Date of Award
Doctor of Philosophy
Fred J. Helmstetter
James R. Moyer, Rodney Swain, Karyn Frick, Ira Driscoll
Ampa, Amygdala, Estrous, Fear Conditioning, Safety, Sex Difference
The ability to distinguish between threatening and non-threatening situations requires careful regulation of behavioral and physiological responses to stress and fear. Deficits in fear regulation are maladaptive and can lead to the development of anxiety disorders such as PTSD. Women are nearly twice as likely to develop PTSD as are men and laboratory animal studies have shown facilitated fear acquisition, resistance to fear extinction, deficits in extinction retention and impaired discrimination between danger and safety cues in females. Taken together this suggests a propensity for reduced inhibitory control over fear responding in females. Here we investigate the mechanisms underlying fear discrimination deficits in females using an auditory differential fear conditioning procedure. Our results suggest that fear discrimination depends on successful memory consolidation of the excitatory fear signal as well as the inhibitory safety signal. Female but not male rats showed indiscriminate fear responding to both the fear and safety cue and this may be due to impairments in learned safety by female rats. Moreover, CS- retrieval in males but not females was sufficient to destabilize synapses encoding the CS+ memory trace. Together these data suggest that sex differences in the discrimination of fear and safety may be the result of deficits in the consolidation of learned safety in females and further supports the idea that deficits in fear regulation underlie the increased risk of PTSD in female.
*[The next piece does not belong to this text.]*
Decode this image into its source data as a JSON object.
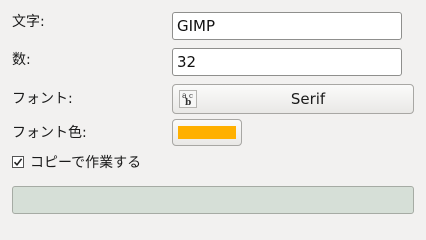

Reis, David Sylvan, "Sex Differences in Differential Fear Conditioning During the Acquisition and Consolidation of Learned Safety" (2017). Theses and Dissertations. 1684.